- Connor Richards
- For Lázaro Villán and 24 others, Saturday’s ceremony was a family affair.
It was a moment Margarita Gonzáles says she never thought would come. On the warm and breezy evening of Sept. 10, she and 24 other Hispanic women and men were awarded diplomas issued by the Mexican Public Education Department for completing their primary school education.
"It's an experience I cannot describe," Gonzáles says, speaking through an interpreter. "Because this is an opportunity I didn't know about, there are people who don't know about these programs."
The program she is referring to is Plaza Comunitaria, a joint effort between Centro de la Familia de Utah and the Mexican Consulate in Salt Lake City. It was established to provide Spanish-speaking adults in the U.S. an opportunity to grow and further their education. Gonzalo Palza, CEO and director of Centro de la Familia, says it is one of the few programs that makes an effort to improve the lives of Hispanic adults. "Most of our money goes to serve very young children," he says. "Of all of the programs we have, this is the one that has the most impact for me. Because it takes an adult to recognize that he needs formal education, at whatever age. And that is transformation. Transformation for them, their families and the communities they live in."
Graduates beamed as they were greeted with hugs and handshakes by Javier Chagoya, Salt Lake City's Mexican Consul. He congratulated the students on surmounting the stigmas of going back to school as adults. "These kind of opportunities are difficult," Chagoya says. "Sometimes, you don't want to do it because you feel ashamed, you know? It's not easy."
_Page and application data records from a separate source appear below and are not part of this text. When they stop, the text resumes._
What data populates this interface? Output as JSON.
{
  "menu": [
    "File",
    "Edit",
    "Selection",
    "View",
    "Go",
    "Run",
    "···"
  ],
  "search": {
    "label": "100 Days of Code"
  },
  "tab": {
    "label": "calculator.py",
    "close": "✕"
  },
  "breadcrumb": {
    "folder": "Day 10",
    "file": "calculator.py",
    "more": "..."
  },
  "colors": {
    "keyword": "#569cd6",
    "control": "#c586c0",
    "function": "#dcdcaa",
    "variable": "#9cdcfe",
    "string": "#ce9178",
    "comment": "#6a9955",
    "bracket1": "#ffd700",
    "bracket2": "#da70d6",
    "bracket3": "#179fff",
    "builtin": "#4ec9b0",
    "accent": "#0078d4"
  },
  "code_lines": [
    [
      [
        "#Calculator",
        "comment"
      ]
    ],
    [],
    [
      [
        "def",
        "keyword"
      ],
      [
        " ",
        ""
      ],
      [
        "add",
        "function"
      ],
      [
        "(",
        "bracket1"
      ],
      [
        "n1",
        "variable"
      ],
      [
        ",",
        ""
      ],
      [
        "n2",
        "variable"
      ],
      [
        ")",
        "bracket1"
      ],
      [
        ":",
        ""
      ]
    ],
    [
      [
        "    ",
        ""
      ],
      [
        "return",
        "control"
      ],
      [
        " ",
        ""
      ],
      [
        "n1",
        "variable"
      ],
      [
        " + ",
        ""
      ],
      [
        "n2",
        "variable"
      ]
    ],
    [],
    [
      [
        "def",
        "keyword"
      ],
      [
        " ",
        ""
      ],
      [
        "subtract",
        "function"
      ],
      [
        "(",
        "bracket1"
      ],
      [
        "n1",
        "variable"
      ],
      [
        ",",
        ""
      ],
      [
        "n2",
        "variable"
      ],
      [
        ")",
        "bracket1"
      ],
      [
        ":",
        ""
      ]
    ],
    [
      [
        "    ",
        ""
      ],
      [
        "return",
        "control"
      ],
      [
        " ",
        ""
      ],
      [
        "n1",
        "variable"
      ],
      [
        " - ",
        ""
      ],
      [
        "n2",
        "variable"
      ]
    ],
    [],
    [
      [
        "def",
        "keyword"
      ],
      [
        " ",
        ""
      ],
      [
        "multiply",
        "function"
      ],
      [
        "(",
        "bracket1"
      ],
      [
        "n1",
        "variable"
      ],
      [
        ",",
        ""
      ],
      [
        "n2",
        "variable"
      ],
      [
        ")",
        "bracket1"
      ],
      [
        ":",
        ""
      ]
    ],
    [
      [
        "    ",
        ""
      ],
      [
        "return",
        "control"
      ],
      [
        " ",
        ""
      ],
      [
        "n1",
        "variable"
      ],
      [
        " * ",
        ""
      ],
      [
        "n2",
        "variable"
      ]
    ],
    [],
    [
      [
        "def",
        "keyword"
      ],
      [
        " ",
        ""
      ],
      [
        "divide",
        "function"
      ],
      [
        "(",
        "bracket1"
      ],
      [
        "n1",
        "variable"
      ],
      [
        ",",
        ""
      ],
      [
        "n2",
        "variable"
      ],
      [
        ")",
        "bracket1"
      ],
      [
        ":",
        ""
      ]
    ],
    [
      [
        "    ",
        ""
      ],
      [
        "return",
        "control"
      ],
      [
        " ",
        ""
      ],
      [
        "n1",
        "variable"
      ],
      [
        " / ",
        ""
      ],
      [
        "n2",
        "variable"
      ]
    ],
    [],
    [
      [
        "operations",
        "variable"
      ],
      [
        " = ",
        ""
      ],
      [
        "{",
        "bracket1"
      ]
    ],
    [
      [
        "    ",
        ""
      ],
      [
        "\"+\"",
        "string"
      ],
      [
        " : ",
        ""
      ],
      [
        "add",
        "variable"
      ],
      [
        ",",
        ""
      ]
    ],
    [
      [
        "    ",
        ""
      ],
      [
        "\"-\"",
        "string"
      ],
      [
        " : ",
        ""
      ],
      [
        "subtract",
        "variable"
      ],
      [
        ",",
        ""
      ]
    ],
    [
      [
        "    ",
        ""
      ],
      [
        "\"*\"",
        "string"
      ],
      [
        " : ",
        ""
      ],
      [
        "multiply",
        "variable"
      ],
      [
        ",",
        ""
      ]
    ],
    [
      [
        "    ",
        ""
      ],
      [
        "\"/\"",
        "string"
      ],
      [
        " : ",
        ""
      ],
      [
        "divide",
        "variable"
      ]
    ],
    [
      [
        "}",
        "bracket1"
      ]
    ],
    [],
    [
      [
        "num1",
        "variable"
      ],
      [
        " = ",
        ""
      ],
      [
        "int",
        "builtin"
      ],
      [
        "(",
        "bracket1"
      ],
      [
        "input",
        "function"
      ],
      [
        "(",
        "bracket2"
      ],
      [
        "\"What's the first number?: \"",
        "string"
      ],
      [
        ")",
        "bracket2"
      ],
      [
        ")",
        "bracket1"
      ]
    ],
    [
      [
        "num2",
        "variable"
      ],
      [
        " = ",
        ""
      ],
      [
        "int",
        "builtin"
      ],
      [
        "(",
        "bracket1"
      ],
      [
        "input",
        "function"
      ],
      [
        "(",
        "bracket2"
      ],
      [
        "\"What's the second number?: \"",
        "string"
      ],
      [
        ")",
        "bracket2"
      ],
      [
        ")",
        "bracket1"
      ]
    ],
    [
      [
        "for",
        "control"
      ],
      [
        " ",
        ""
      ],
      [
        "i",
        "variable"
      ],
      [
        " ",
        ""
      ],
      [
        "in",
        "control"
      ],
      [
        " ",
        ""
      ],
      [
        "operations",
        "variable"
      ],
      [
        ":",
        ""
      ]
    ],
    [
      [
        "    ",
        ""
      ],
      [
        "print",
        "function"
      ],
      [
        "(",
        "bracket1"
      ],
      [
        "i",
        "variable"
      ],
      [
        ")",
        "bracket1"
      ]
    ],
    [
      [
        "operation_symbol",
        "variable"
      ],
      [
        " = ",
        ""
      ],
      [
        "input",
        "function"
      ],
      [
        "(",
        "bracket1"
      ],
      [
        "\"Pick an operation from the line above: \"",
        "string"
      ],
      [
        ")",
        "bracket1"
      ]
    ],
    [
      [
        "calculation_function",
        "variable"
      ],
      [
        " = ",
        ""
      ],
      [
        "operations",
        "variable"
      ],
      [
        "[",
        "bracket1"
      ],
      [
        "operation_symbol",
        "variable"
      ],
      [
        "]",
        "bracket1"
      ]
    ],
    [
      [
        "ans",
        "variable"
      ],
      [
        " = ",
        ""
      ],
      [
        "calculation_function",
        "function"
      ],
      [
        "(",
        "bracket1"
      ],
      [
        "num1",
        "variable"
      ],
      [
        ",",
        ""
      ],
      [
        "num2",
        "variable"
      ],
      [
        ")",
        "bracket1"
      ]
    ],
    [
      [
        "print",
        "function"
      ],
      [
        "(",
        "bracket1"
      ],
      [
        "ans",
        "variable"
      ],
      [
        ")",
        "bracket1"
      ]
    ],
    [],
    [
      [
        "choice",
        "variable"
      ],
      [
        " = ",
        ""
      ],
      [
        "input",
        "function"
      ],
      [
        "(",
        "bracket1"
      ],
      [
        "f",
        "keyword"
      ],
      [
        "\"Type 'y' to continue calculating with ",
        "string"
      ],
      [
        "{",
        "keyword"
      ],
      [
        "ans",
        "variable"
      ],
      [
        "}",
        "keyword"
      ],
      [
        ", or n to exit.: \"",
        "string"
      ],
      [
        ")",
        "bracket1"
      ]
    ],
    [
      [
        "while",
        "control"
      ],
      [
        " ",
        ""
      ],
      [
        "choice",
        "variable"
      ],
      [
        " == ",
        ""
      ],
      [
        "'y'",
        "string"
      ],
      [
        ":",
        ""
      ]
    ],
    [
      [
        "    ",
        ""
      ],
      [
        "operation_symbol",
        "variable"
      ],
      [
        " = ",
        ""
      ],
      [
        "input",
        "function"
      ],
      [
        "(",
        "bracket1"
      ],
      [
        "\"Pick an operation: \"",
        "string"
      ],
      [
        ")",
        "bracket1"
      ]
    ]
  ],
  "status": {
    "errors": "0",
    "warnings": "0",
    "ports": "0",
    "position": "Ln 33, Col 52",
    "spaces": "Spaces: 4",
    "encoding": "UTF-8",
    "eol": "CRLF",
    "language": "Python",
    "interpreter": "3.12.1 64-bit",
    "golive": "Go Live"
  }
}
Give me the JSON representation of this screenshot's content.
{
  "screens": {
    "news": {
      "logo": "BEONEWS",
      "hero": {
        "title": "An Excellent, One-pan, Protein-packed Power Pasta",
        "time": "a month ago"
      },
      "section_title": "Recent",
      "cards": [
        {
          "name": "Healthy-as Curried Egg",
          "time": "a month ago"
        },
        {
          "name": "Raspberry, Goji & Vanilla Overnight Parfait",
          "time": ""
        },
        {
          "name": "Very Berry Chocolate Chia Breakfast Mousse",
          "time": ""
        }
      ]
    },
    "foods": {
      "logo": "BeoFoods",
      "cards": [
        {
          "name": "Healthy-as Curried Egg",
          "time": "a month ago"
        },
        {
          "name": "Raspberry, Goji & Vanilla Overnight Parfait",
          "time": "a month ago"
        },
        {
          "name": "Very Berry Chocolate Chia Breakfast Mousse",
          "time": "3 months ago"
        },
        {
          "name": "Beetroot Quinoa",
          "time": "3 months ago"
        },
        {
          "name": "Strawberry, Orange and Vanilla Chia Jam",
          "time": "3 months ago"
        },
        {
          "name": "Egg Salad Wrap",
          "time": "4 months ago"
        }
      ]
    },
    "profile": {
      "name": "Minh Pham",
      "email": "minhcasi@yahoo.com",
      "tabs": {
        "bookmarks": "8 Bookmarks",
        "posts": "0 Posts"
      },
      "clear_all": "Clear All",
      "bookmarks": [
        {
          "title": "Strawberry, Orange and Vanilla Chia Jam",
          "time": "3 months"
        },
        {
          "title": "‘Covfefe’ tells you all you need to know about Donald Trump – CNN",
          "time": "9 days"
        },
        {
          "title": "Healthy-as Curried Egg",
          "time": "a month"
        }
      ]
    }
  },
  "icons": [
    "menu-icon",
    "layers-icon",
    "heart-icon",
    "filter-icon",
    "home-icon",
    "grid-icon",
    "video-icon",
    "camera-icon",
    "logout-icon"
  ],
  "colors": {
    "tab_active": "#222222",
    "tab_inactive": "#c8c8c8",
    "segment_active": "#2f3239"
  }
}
Gonzáles agrees with the consul that presuppositions surrounding going back to school added to the challenge. "Sometimes people don't progress because there is a lot of stigma and shame and fear," she says, "fear of never believing in yourself that you can accomplish something." Gonzáles says she focused on her family and kept her children close in mind. "They are very happy and proud," she says. "Even though I work a lot, work and then study, I still made some time to get my degree."
The excitement of the children could be seen in their smirks and smiles as they fiddled with the tassels of their parents' ruby-red graduation caps. "The impact [of this program] is not just on the new graduates, but it has a tremendous impact on their families," Palza says. "The families, the young ones, they are being impacted, even though they do not know it yet."
He believes that, through their parents' example, the next generation of Spanish-speaking Americans can avoid falling into the achievement gap. According to the Pew Research Center, 41 percent of Hispanic adults over 20 do not have a high-school diploma, a significantly higher rate than other ethnic groups. "I can assure you that those children [of graduates] are not going to be a part of the achievement gap," Palza says.
The graduates expressed relief and pride as they reflected on their journey. Betty Moñeton says she never completed her education in her native Colombia and, after 15 years in the U.S., is happy to finally receive a degree. She currently operates a day care with her husband and says the degree will help her in her aspirations to study childhood education and psychology. "For me, this is part of my American Dream," she says. "I can progress."
Another graduate, Assienta Bartilotta, says she wanted to show her grandchildren "that there is always time." Bartilotta is originally from Italy but grew up in Argentina, where she received some high school education. Now, she says, she wants to learn English. "It's very hard for me," she says, speaking through a translator. "I'm old; I'm 68."
Victor Ortega, who is from Puebla, Mexico, says he wanted to be honored with a certification from his home country. His focus now, he says, is on mastering his third and fourth languages and moving forward with his career plans. "I plan to do international business later on in my life," he says, "hopefully like tourism or something like that, so I want to do business administration and linguistics."
Ortega says his greater goal is to provide for his struggling parents, siblings and extended family members back in Mexico. "They are not making enough money to even eat," he says. "If I'm not here helping them, they wouldn't survive out there."
When a family member brings home an impressive report card, Ortega rewards them with whatever cash he has on hand. "I pay them $20 or $30, whatever amount of money I have in my pocket," he says. "I give them the money so they can see that there is more than just people being happy about them studying, but actually seeing that they can get ahead."
Javier Campos, one of 80 instructors at the centro, says he is honored to assist eager pupils. "They are students and they become my family," he says as the festivities died down, adding he has witnessed students make significant sacrifices. One frequent challenge, he says, is time commitment. "Our students have two or three jobs sometimes, so it's really hard for them," he says. "Even if they want to do it, sometimes they just go home and they have to prioritize, you know?"
For many students, graduation isn't the journey's end. Gonzáles says she is happy to be done but is ready to continue her education. "This is not the end," she says, struggling to conceal a grin. "This is the beginning. ¡Si se puede!"